Solid-state drives have yet to truly challenge magnetic media when it comes to storage capacity and the price you pay for it. But 2009 saw a bumper crop of SSDs as Flash and storage specialists really tried to drive performance. Some even pushed low capacity but cheap drives in a bid not to replace the HDD but to work alongside …
Best upgrade I ever made
I bought the 128Gb variant of the Crucial drive and replaced the hard drive on my MacBook. It's made such a huge performance improvement; I'd highly recommended SSD drives to any laptop user. I've noticed a particular improvement in running VMs (especially XP) and IntelliJ (when it goes off to index stuff, for example).
The capacity could be seen as a bit limiting, but once I put all of my videos and other large documents on a NAS, I've not been complaining.
None of those drives support the sata 'trim' command.
I think I'll wait another couple of months.
The Crucial M225 drives do support trim with the latest firmware update (1819)
I remember the original SSD; magnetic core memory. It was made by hand, they threaded the bits one at a time. I also remember when all this was fields.
Now if you could only remember the last couple of days as clearly ... Being old enough to remember something is not an achievement in itself.
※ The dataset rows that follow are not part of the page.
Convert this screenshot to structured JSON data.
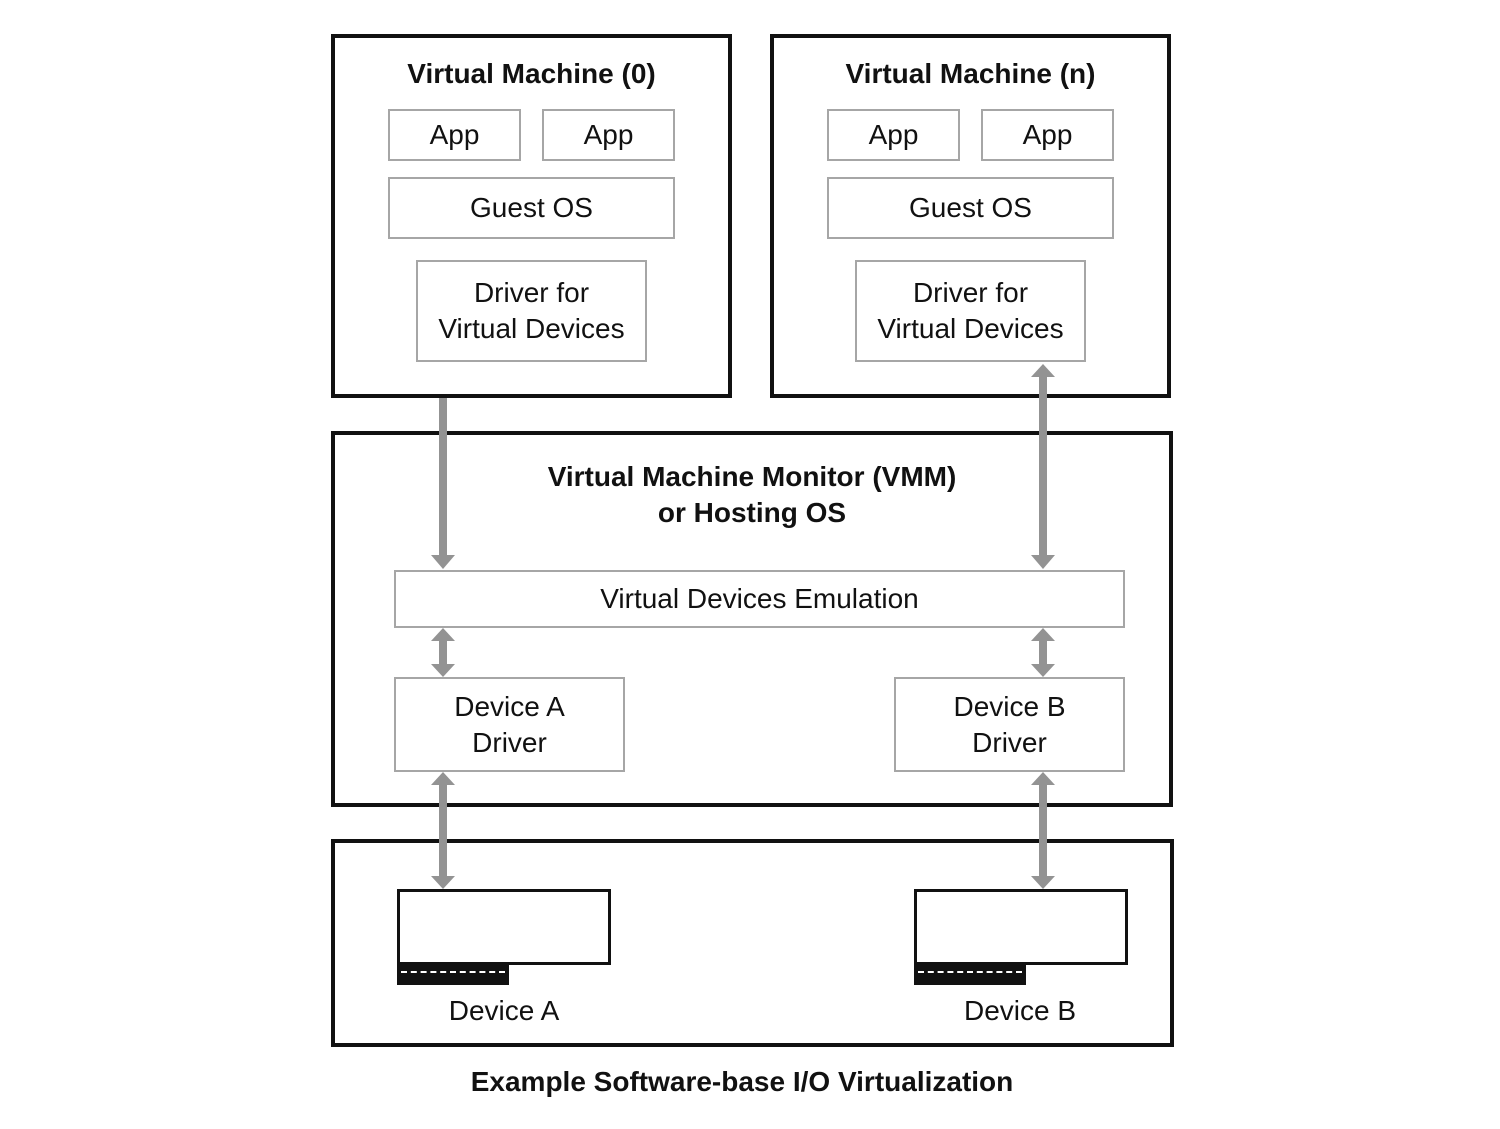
{
  "vm0": {
    "title": "Virtual Machine (0)",
    "apps": [
      "App",
      "App"
    ],
    "guest_os": "Guest OS",
    "driver_line1": "Driver for",
    "driver_line2": "Virtual Devices"
  },
  "vmn": {
    "title": "Virtual Machine (n)",
    "apps": [
      "App",
      "App"
    ],
    "guest_os": "Guest OS",
    "driver_line1": "Driver for",
    "driver_line2": "Virtual Devices"
  },
  "vmm": {
    "title_line1": "Virtual Machine Monitor (VMM)",
    "title_line2": "or Hosting OS",
    "emulation": "Virtual Devices Emulation",
    "driver_a_line1": "Device A",
    "driver_a_line2": "Driver",
    "driver_b_line1": "Device B",
    "driver_b_line2": "Driver"
  },
  "hardware": {
    "device_a": "Device A",
    "device_b": "Device B"
  },
  "caption": "Example Software-base I/O Virtualization",
  "colors": {
    "outer_border": "#111111",
    "inner_border": "#a6a6a6",
    "arrow": "#939393"
  }
}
Why do people here seem to think it is? (Yes, all you plonkers who harp on about Spectrums and C64s, this means you too. No-one cares.)
Waiting to join the SSD revolution
Have had two Crucial X32 SSD drives die in a whiff of smoke now. Both have been RMA'd. Can't help feeling that the SSD technology still has some way to go.
And what about SLC drives for us performance freaks?
Why haven't Ingram been able to get the intel X25-e for over a month now? They've just slipped the ETA back to 11/12/2009.
Are Intel using Farther Xmas for deliveries?